*** Opening Materials provided ***
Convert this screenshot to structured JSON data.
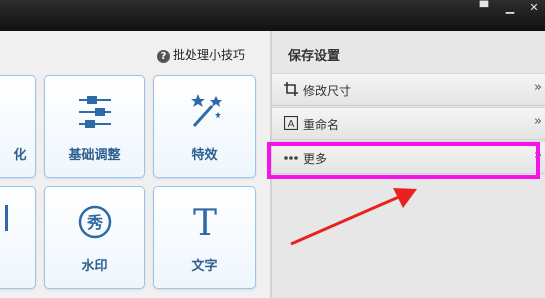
{
  "window": {
    "controls": [
      "chat-icon",
      "minimize-icon",
      "close-icon"
    ]
  },
  "left_panel": {
    "tip_label": "批处理小技巧",
    "tiles": [
      {
        "label": "化",
        "icon": "partial-icon"
      },
      {
        "label": "基础调整",
        "icon": "sliders-icon"
      },
      {
        "label": "特效",
        "icon": "magic-wand-icon"
      },
      {
        "label": "",
        "icon": "partial-icon"
      },
      {
        "label": "水印",
        "icon": "watermark-icon"
      },
      {
        "label": "文字",
        "icon": "text-T-icon"
      }
    ]
  },
  "right_panel": {
    "title": "保存设置",
    "rows": [
      {
        "label": "修改尺寸",
        "icon": "crop-icon"
      },
      {
        "label": "重命名",
        "icon": "rename-icon"
      },
      {
        "label": "更多",
        "icon": "more-dots-icon"
      }
    ]
  },
  "annotation": {
    "highlight_color": "#f414e8",
    "arrow_color": "#e8231e"
  }
}
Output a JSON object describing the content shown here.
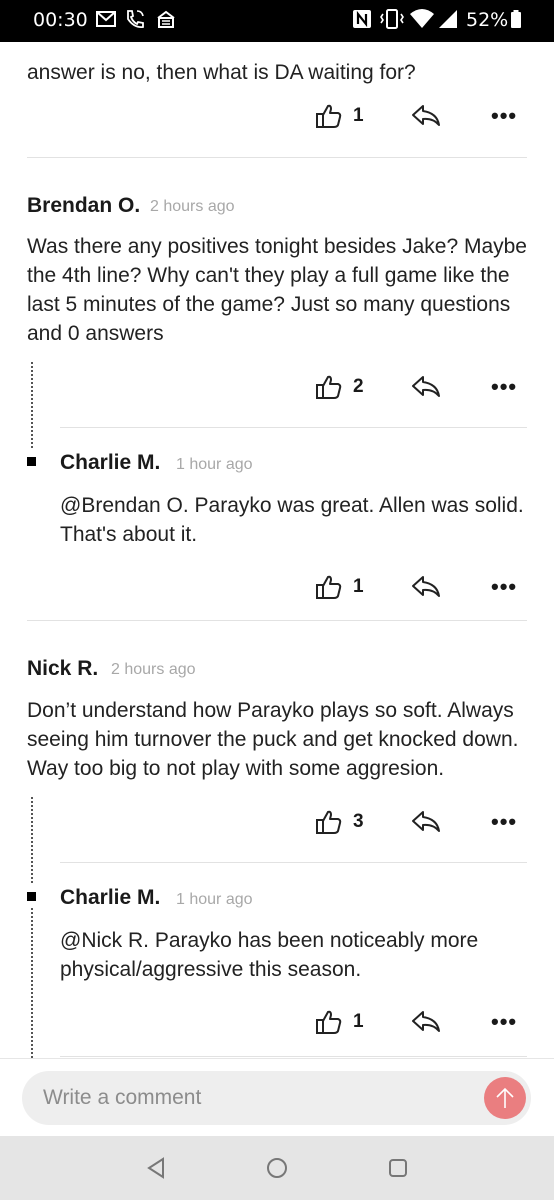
{
  "status_bar": {
    "time": "00:30",
    "battery": "52%",
    "icons": [
      "gmail-icon",
      "wifi-calling-icon",
      "news-icon",
      "nfc-icon",
      "vibrate-icon",
      "wifi-icon",
      "signal-icon",
      "battery-icon"
    ]
  },
  "previous_comment": {
    "text_tail": "answer is no, then what is DA waiting for?",
    "likes": "1"
  },
  "comments": [
    {
      "author": "Brendan O.",
      "time": "2 hours ago",
      "text": "Was there any positives tonight besides Jake? Maybe the 4th line? Why can't they play a full game like the last 5 minutes of the game? Just so many questions and 0 answers",
      "likes": "2",
      "reply": {
        "author": "Charlie M.",
        "time": "1 hour ago",
        "text": "@Brendan O. Parayko was great. Allen was solid. That's about it.",
        "likes": "1"
      }
    },
    {
      "author": "Nick R.",
      "time": "2 hours ago",
      "text": "Don’t understand how Parayko plays so soft. Always seeing him turnover the puck and get knocked down. Way too big to not play with some aggresion.",
      "likes": "3",
      "reply": {
        "author": "Charlie M.",
        "time": "1 hour ago",
        "text": "@Nick R. Parayko has been noticeably more physical/aggressive this season.",
        "likes": "1"
      }
    }
  ],
  "composer": {
    "placeholder": "Write a comment",
    "accent_color": "#ea7e80",
    "send_icon": "arrow-up-icon"
  },
  "nav_bar": {
    "icons": [
      "back-icon",
      "home-icon",
      "recents-icon"
    ]
  }
}
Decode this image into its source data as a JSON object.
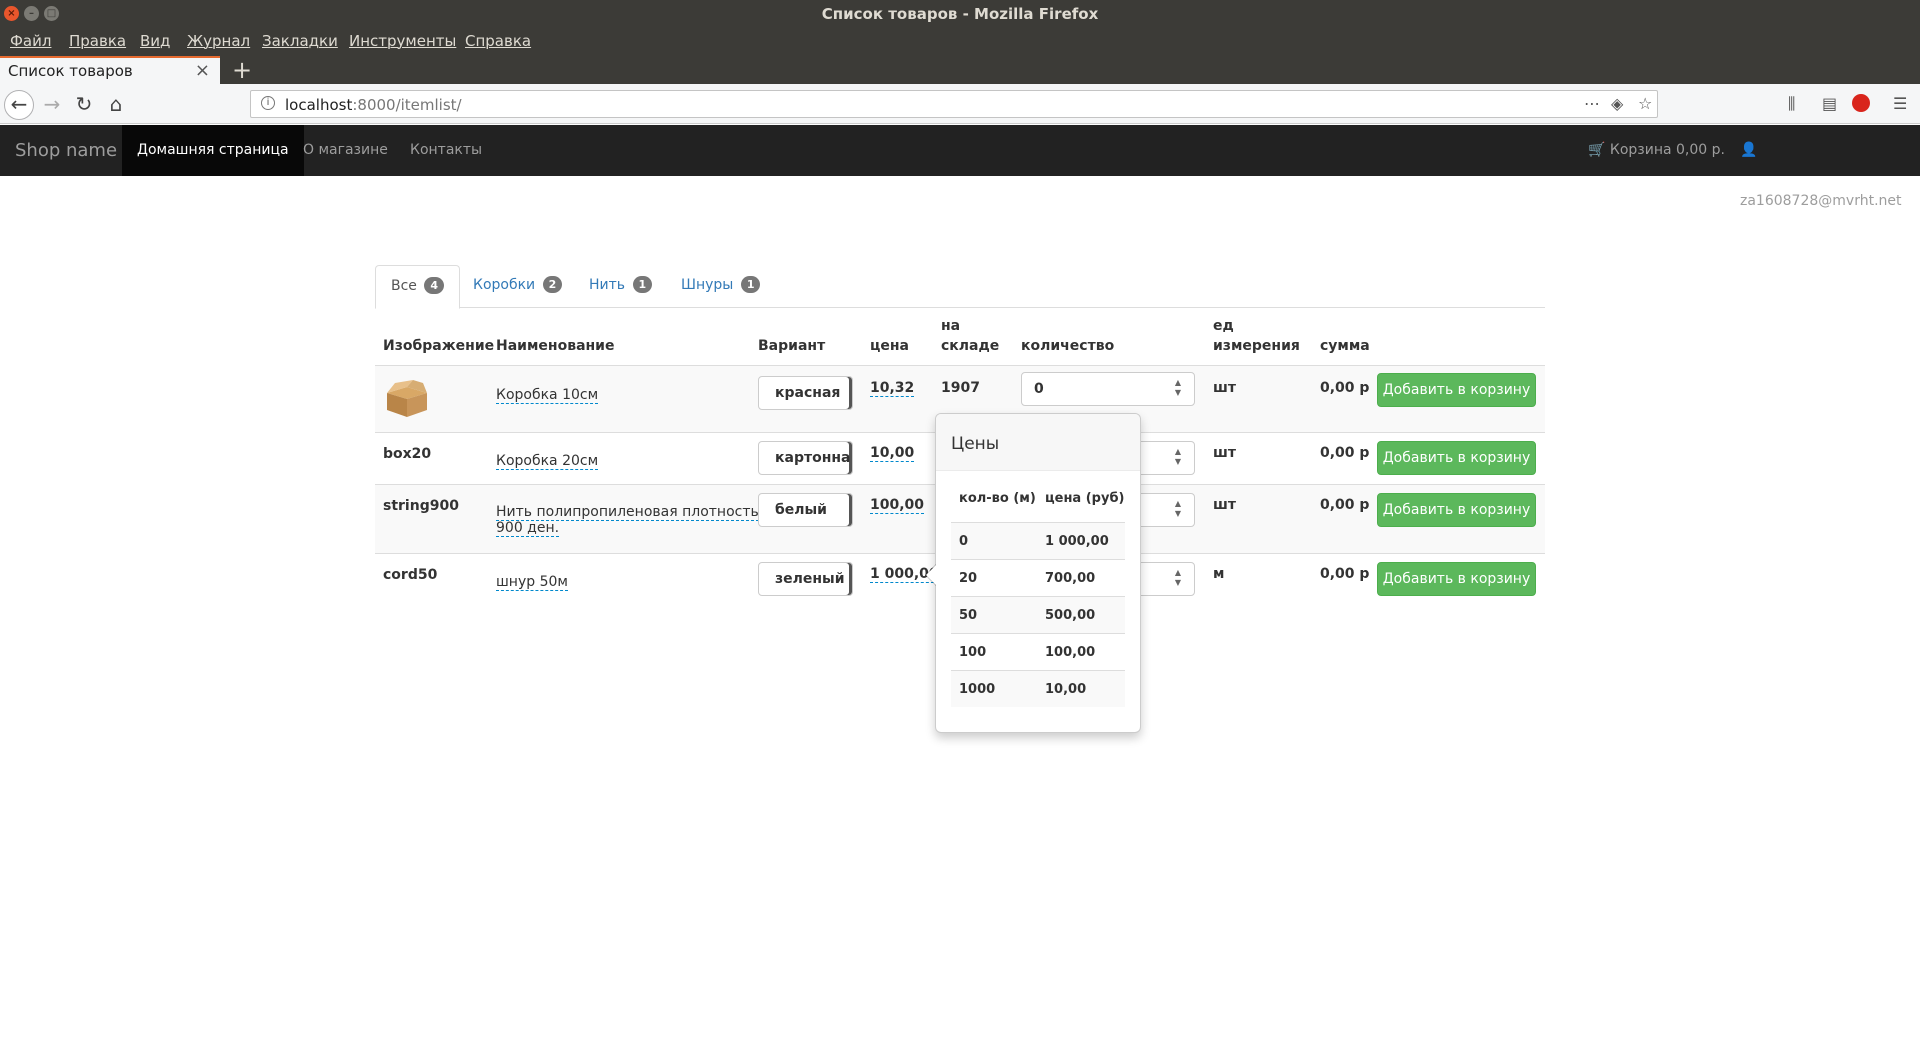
{
  "browser": {
    "window_title": "Список товаров - Mozilla Firefox",
    "menu": [
      "Файл",
      "Правка",
      "Вид",
      "Журнал",
      "Закладки",
      "Инструменты",
      "Справка"
    ],
    "tab_title": "Список товаров",
    "tab_close": "×",
    "new_tab": "+",
    "url_host": "localhost",
    "url_rest": ":8000/itemlist/"
  },
  "site": {
    "brand": "Shop name",
    "nav": [
      "Домашняя страница",
      "О магазине",
      "Контакты"
    ],
    "cart": "Корзина 0,00 р.",
    "user": "za1608728@mvrht.net"
  },
  "tabs": [
    {
      "label": "Все",
      "count": "4"
    },
    {
      "label": "Коробки",
      "count": "2"
    },
    {
      "label": "Нить",
      "count": "1"
    },
    {
      "label": "Шнуры",
      "count": "1"
    }
  ],
  "table": {
    "headers": {
      "image": "Изображение",
      "name": "Наименование",
      "variant": "Вариант",
      "price": "цена",
      "stock_1": "на",
      "stock_2": "складе",
      "qty": "количество",
      "unit_1": "ед",
      "unit_2": "измерения",
      "sum": "сумма"
    },
    "rows": [
      {
        "image": "",
        "name": "Коробка 10см",
        "variant": "красная",
        "price": "10,32",
        "stock": "1907",
        "qty": "0",
        "unit": "шт",
        "sum": "0,00 р",
        "button": "Добавить в корзину"
      },
      {
        "image": "box20",
        "name": "Коробка 20см",
        "variant": "картонна",
        "price": "10,00",
        "stock": "",
        "qty": "",
        "unit": "шт",
        "sum": "0,00 р",
        "button": "Добавить в корзину"
      },
      {
        "image": "string900",
        "name_1": "Нить полипропиленовая плотность",
        "name_2": "900 ден.",
        "variant": "белый",
        "price": "100,00",
        "stock": "",
        "qty": "",
        "unit": "шт",
        "sum": "0,00 р",
        "button": "Добавить в корзину"
      },
      {
        "image": "cord50",
        "name": "шнур 50м",
        "variant": "зеленый",
        "price": "1 000,00",
        "stock": "",
        "qty": "",
        "unit": "м",
        "sum": "0,00 р",
        "button": "Добавить в корзину"
      }
    ]
  },
  "popover": {
    "title": "Цены",
    "col_qty": "кол-во (м)",
    "col_price": "цена (руб)",
    "rows": [
      {
        "qty": "0",
        "price": "1 000,00"
      },
      {
        "qty": "20",
        "price": "700,00"
      },
      {
        "qty": "50",
        "price": "500,00"
      },
      {
        "qty": "100",
        "price": "100,00"
      },
      {
        "qty": "1000",
        "price": "10,00"
      }
    ]
  }
}
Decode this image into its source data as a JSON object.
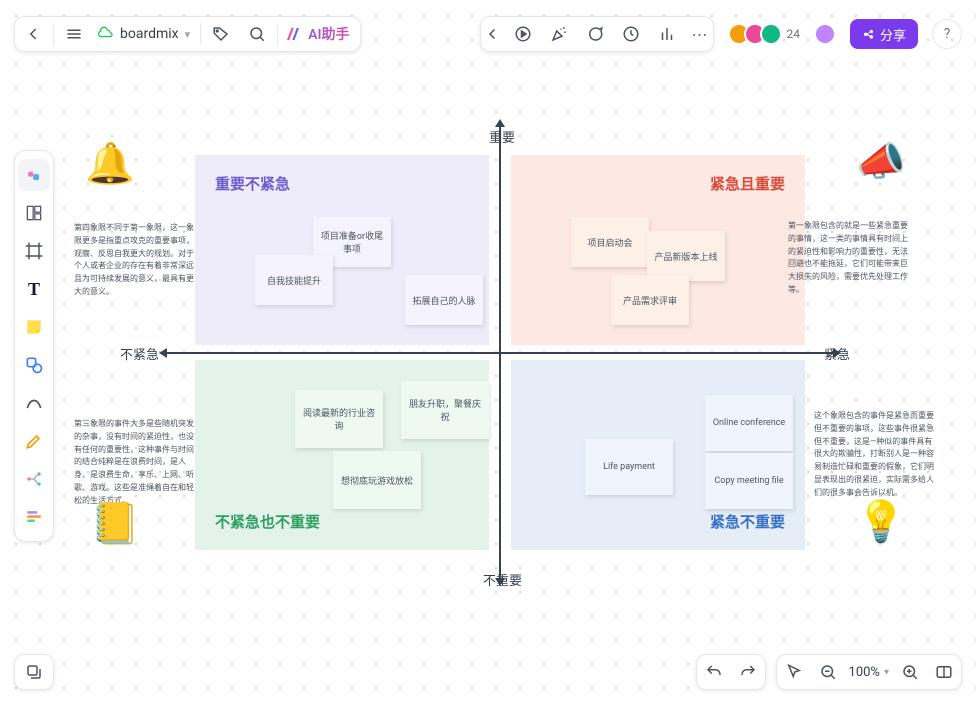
{
  "header": {
    "doc_title": "boardmix",
    "ai_label": "AI助手",
    "avatar_count": "24",
    "share_label": "分享"
  },
  "axes": {
    "top": "重要",
    "bottom": "不重要",
    "left": "不紧急",
    "right": "紧急"
  },
  "quadrants": {
    "tl": {
      "title": "重要不紧急",
      "color": "#6b5bd2"
    },
    "tr": {
      "title": "紧急且重要",
      "color": "#d84a3b"
    },
    "bl": {
      "title": "不紧急也不重要",
      "color": "#2f9e63"
    },
    "br": {
      "title": "紧急不重要",
      "color": "#3470c9"
    }
  },
  "notes": {
    "tl": [
      "项目准备or收尾事项",
      "自我技能提升",
      "拓展自己的人脉"
    ],
    "tr": [
      "项目启动会",
      "产品新版本上线",
      "产品需求评审"
    ],
    "bl": [
      "阅读最新的行业咨询",
      "朋友升职，聚餐庆祝",
      "想彻底玩游戏放松"
    ],
    "br": [
      "Online conference",
      "Life payment",
      "Copy meeting file"
    ]
  },
  "commentary": {
    "tl_outside": "第四象限不同于第一象限，这一象限更多是指重点攻克的重要事项，观察、反思自我更大的规划。对于个人或者企业的存在有着非常深远且为可持续发展的意义，最具有更大的意义。",
    "tr_outside": "第一象限包含的就是一些紧急重要的事情，这一类的事情具有时间上的紧迫性和影响力的重要性，无法回避也不能拖延，它们可能带来巨大损失的风险，需要优先处理工作等。",
    "bl_outside": "第三象限的事件大多是些随机突发的杂事，没有时间的紧迫性，也没有任何的重要性，这种事件与时间的结合纯粹是在浪费时间，是人身、是浪费生命，享乐、上网、听歌、游戏。这些是准绳着自在和轻松的生活方式。",
    "br_outside": "这个象限包含的事件是紧急而重要但不重要的事项，这些事件很紧急但不重要，这是—种似的事件具有很大的欺骗性，打断别人是一种容易制造忙碌和重要的假象，它们明显表现出的很紧迫，实际需多给人们的很多事会告诉以机。"
  },
  "bottombar": {
    "zoom": "100%"
  }
}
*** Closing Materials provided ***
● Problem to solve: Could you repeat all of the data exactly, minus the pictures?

● Written answer:
Convert this screenshot to structured JSON data.
{
  "window": {
    "controls": [
      "chat-icon",
      "minimize-icon",
      "close-icon"
    ]
  },
  "left_panel": {
    "tip_label": "批处理小技巧",
    "tiles": [
      {
        "label": "化",
        "icon": "partial-icon"
      },
      {
        "label": "基础调整",
        "icon": "sliders-icon"
      },
      {
        "label": "特效",
        "icon": "magic-wand-icon"
      },
      {
        "label": "",
        "icon": "partial-icon"
      },
      {
        "label": "水印",
        "icon": "watermark-icon"
      },
      {
        "label": "文字",
        "icon": "text-T-icon"
      }
    ]
  },
  "right_panel": {
    "title": "保存设置",
    "rows": [
      {
        "label": "修改尺寸",
        "icon": "crop-icon"
      },
      {
        "label": "重命名",
        "icon": "rename-icon"
      },
      {
        "label": "更多",
        "icon": "more-dots-icon"
      }
    ]
  },
  "annotation": {
    "highlight_color": "#f414e8",
    "arrow_color": "#e8231e"
  }
}
Output a JSON object describing the content shown here.
{
  "status_bar": {
    "time": "00:30",
    "battery": "52%",
    "icons": [
      "gmail-icon",
      "wifi-calling-icon",
      "news-icon",
      "nfc-icon",
      "vibrate-icon",
      "wifi-icon",
      "signal-icon",
      "battery-icon"
    ]
  },
  "previous_comment": {
    "text_tail": "answer is no, then what is DA waiting for?",
    "likes": "1"
  },
  "comments": [
    {
      "author": "Brendan O.",
      "time": "2 hours ago",
      "text": "Was there any positives tonight besides Jake? Maybe the 4th line? Why can't they play a full game like the last 5 minutes of the game? Just so many questions and 0 answers",
      "likes": "2",
      "reply": {
        "author": "Charlie M.",
        "time": "1 hour ago",
        "text": "@Brendan O. Parayko was great. Allen was solid. That's about it.",
        "likes": "1"
      }
    },
    {
      "author": "Nick R.",
      "time": "2 hours ago",
      "text": "Don’t understand how Parayko plays so soft. Always seeing him turnover the puck and get knocked down. Way too big to not play with some aggresion.",
      "likes": "3",
      "reply": {
        "author": "Charlie M.",
        "time": "1 hour ago",
        "text": "@Nick R. Parayko has been noticeably more physical/aggressive this season.",
        "likes": "1"
      }
    }
  ],
  "composer": {
    "placeholder": "Write a comment",
    "accent_color": "#ea7e80",
    "send_icon": "arrow-up-icon"
  },
  "nav_bar": {
    "icons": [
      "back-icon",
      "home-icon",
      "recents-icon"
    ]
  }
}
Decode this image into its source data as a JSON object.
{
  "browser": {
    "window_title": "Список товаров - Mozilla Firefox",
    "menu": [
      "Файл",
      "Правка",
      "Вид",
      "Журнал",
      "Закладки",
      "Инструменты",
      "Справка"
    ],
    "tab_title": "Список товаров",
    "tab_close": "×",
    "new_tab": "+",
    "url_host": "localhost",
    "url_rest": ":8000/itemlist/"
  },
  "site": {
    "brand": "Shop name",
    "nav": [
      "Домашняя страница",
      "О магазине",
      "Контакты"
    ],
    "cart": "Корзина 0,00 р.",
    "user": "za1608728@mvrht.net"
  },
  "tabs": [
    {
      "label": "Все",
      "count": "4"
    },
    {
      "label": "Коробки",
      "count": "2"
    },
    {
      "label": "Нить",
      "count": "1"
    },
    {
      "label": "Шнуры",
      "count": "1"
    }
  ],
  "table": {
    "headers": {
      "image": "Изображение",
      "name": "Наименование",
      "variant": "Вариант",
      "price": "цена",
      "stock_1": "на",
      "stock_2": "складе",
      "qty": "количество",
      "unit_1": "ед",
      "unit_2": "измерения",
      "sum": "сумма"
    },
    "rows": [
      {
        "image": "",
        "name": "Коробка 10см",
        "variant": "красная",
        "price": "10,32",
        "stock": "1907",
        "qty": "0",
        "unit": "шт",
        "sum": "0,00 р",
        "button": "Добавить в корзину"
      },
      {
        "image": "box20",
        "name": "Коробка 20см",
        "variant": "картонна",
        "price": "10,00",
        "stock": "",
        "qty": "",
        "unit": "шт",
        "sum": "0,00 р",
        "button": "Добавить в корзину"
      },
      {
        "image": "string900",
        "name_1": "Нить полипропиленовая плотность",
        "name_2": "900 ден.",
        "variant": "белый",
        "price": "100,00",
        "stock": "",
        "qty": "",
        "unit": "шт",
        "sum": "0,00 р",
        "button": "Добавить в корзину"
      },
      {
        "image": "cord50",
        "name": "шнур 50м",
        "variant": "зеленый",
        "price": "1 000,00",
        "stock": "",
        "qty": "",
        "unit": "м",
        "sum": "0,00 р",
        "button": "Добавить в корзину"
      }
    ]
  },
  "popover": {
    "title": "Цены",
    "col_qty": "кол-во (м)",
    "col_price": "цена (руб)",
    "rows": [
      {
        "qty": "0",
        "price": "1 000,00"
      },
      {
        "qty": "20",
        "price": "700,00"
      },
      {
        "qty": "50",
        "price": "500,00"
      },
      {
        "qty": "100",
        "price": "100,00"
      },
      {
        "qty": "1000",
        "price": "10,00"
      }
    ]
  }
}
Decode this image into its source data as a JSON object.
{
  "header": {
    "doc_title": "boardmix",
    "ai_label": "AI助手",
    "avatar_count": "24",
    "share_label": "分享"
  },
  "axes": {
    "top": "重要",
    "bottom": "不重要",
    "left": "不紧急",
    "right": "紧急"
  },
  "quadrants": {
    "tl": {
      "title": "重要不紧急",
      "color": "#6b5bd2"
    },
    "tr": {
      "title": "紧急且重要",
      "color": "#d84a3b"
    },
    "bl": {
      "title": "不紧急也不重要",
      "color": "#2f9e63"
    },
    "br": {
      "title": "紧急不重要",
      "color": "#3470c9"
    }
  },
  "notes": {
    "tl": [
      "项目准备or收尾事项",
      "自我技能提升",
      "拓展自己的人脉"
    ],
    "tr": [
      "项目启动会",
      "产品新版本上线",
      "产品需求评审"
    ],
    "bl": [
      "阅读最新的行业咨询",
      "朋友升职，聚餐庆祝",
      "想彻底玩游戏放松"
    ],
    "br": [
      "Online conference",
      "Life payment",
      "Copy meeting file"
    ]
  },
  "commentary": {
    "tl_outside": "第四象限不同于第一象限，这一象限更多是指重点攻克的重要事项，观察、反思自我更大的规划。对于个人或者企业的存在有着非常深远且为可持续发展的意义，最具有更大的意义。",
    "tr_outside": "第一象限包含的就是一些紧急重要的事情，这一类的事情具有时间上的紧迫性和影响力的重要性，无法回避也不能拖延，它们可能带来巨大损失的风险，需要优先处理工作等。",
    "bl_outside": "第三象限的事件大多是些随机突发的杂事，没有时间的紧迫性，也没有任何的重要性，这种事件与时间的结合纯粹是在浪费时间，是人身、是浪费生命，享乐、上网、听歌、游戏。这些是准绳着自在和轻松的生活方式。",
    "br_outside": "这个象限包含的事件是紧急而重要但不重要的事项，这些事件很紧急但不重要，这是—种似的事件具有很大的欺骗性，打断别人是一种容易制造忙碌和重要的假象，它们明显表现出的很紧迫，实际需多给人们的很多事会告诉以机。"
  },
  "bottombar": {
    "zoom": "100%"
  }
}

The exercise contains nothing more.